Directions: Wherever the string "title" appears in the entries below, return the line that holds it.

------------------------------------

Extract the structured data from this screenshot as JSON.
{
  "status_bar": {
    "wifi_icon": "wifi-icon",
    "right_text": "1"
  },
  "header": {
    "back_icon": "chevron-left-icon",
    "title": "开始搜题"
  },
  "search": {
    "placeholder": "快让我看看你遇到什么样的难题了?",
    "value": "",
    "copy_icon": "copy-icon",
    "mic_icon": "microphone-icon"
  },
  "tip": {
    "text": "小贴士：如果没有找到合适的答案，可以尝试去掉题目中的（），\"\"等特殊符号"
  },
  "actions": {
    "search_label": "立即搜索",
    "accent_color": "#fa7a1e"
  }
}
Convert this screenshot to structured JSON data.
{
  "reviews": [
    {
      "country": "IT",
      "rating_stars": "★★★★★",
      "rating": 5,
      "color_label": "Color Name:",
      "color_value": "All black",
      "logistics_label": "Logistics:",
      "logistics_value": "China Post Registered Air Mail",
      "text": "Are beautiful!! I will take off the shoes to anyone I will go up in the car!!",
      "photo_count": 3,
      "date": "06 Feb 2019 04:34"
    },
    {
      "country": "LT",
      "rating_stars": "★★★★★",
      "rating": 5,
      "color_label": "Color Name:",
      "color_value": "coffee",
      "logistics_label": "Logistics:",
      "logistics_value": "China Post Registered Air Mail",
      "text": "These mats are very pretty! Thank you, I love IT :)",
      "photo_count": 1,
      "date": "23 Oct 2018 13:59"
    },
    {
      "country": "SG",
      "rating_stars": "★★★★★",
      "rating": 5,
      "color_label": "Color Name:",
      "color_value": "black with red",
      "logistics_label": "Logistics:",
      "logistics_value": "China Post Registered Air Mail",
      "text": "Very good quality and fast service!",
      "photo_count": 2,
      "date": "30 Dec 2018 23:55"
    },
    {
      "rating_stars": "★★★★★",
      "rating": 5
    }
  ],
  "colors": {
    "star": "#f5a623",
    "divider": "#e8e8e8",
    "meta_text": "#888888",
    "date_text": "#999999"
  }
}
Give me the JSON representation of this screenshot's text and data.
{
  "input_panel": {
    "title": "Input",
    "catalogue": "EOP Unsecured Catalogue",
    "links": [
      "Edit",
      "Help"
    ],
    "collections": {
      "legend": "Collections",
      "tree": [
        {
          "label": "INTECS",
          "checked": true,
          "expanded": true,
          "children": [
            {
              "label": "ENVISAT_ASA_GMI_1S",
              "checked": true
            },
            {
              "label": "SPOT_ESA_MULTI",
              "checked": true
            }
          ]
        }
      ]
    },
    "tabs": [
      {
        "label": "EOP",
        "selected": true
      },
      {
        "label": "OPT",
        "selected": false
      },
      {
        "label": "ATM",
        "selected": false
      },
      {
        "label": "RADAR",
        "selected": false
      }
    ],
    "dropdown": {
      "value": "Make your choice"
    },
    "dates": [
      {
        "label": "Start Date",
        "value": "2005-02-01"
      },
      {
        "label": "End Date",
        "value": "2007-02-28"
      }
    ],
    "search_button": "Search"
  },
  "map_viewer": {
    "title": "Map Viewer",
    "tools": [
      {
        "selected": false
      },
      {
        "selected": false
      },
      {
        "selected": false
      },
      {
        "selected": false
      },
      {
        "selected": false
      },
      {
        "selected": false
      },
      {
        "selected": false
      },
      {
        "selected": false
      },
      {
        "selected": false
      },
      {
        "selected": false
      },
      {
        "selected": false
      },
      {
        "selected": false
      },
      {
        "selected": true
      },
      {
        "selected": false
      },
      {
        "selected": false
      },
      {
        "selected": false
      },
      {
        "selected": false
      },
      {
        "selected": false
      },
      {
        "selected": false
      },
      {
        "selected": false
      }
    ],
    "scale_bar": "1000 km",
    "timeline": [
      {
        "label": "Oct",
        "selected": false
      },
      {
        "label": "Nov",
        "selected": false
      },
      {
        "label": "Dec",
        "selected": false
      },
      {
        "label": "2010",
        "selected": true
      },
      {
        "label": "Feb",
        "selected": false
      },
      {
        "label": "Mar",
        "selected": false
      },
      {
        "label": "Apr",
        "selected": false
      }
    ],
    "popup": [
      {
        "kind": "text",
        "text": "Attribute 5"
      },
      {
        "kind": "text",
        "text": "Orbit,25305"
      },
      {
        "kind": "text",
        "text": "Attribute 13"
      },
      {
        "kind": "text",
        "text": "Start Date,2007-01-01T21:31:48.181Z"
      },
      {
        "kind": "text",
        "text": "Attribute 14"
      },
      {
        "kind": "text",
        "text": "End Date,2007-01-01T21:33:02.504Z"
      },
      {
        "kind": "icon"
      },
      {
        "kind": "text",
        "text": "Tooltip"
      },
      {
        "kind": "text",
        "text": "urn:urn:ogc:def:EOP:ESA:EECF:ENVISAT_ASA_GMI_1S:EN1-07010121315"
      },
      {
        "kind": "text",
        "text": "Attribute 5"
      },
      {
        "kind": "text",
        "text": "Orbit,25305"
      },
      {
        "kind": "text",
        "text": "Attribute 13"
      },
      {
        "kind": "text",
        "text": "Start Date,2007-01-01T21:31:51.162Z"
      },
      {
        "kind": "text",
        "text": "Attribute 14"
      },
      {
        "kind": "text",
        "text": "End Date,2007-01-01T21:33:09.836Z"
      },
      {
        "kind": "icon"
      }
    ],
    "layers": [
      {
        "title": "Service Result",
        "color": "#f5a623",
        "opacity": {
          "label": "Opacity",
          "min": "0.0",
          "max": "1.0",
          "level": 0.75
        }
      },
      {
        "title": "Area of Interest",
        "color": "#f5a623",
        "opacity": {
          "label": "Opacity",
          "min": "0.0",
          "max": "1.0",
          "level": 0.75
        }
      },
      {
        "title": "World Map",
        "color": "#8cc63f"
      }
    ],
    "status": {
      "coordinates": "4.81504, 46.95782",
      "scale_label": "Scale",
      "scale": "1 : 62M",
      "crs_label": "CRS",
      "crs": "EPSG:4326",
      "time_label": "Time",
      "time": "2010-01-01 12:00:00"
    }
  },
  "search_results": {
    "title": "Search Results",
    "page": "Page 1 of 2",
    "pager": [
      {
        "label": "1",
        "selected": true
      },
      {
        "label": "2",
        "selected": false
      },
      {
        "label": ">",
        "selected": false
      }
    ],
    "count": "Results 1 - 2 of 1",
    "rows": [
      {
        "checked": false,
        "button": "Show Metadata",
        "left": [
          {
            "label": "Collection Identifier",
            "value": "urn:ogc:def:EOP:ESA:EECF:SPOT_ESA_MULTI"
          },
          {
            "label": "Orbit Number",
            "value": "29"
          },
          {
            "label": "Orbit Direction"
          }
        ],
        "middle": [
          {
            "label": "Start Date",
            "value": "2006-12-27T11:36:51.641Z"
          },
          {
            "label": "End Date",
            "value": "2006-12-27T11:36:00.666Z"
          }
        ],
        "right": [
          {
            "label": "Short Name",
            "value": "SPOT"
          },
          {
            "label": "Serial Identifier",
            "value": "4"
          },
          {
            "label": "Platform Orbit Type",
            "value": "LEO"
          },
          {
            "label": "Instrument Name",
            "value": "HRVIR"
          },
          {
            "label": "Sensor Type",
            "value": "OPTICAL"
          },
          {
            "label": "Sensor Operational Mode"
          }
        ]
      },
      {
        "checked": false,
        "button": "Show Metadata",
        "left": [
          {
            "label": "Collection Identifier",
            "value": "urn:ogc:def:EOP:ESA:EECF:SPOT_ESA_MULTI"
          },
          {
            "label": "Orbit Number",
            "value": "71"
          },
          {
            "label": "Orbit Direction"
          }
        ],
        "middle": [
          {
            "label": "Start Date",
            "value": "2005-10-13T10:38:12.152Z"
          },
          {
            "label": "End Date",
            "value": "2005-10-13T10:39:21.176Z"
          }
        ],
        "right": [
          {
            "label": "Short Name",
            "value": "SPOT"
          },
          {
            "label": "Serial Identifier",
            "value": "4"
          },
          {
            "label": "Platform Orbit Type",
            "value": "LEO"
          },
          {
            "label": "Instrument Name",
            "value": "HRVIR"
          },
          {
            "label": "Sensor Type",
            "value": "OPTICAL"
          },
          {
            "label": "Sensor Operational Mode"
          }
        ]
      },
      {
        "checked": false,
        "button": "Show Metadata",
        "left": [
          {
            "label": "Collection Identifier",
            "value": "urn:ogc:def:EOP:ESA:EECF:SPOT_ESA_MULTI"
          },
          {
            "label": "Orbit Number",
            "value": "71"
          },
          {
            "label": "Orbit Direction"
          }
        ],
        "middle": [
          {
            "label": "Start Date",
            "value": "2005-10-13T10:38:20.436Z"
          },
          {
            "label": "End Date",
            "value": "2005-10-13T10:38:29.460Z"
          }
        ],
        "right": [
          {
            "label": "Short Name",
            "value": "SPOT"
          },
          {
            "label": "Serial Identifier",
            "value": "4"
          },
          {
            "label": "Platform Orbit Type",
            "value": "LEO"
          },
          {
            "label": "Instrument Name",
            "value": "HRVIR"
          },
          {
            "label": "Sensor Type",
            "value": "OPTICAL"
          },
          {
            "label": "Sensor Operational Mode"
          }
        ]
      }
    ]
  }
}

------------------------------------

Task answer:
    "title": "开始搜题"
    "title": "Input",
    "title": "Map Viewer",
        "title": "Service Result",
        "title": "Area of Interest",
        "title": "World Map",
    "title": "Search Results",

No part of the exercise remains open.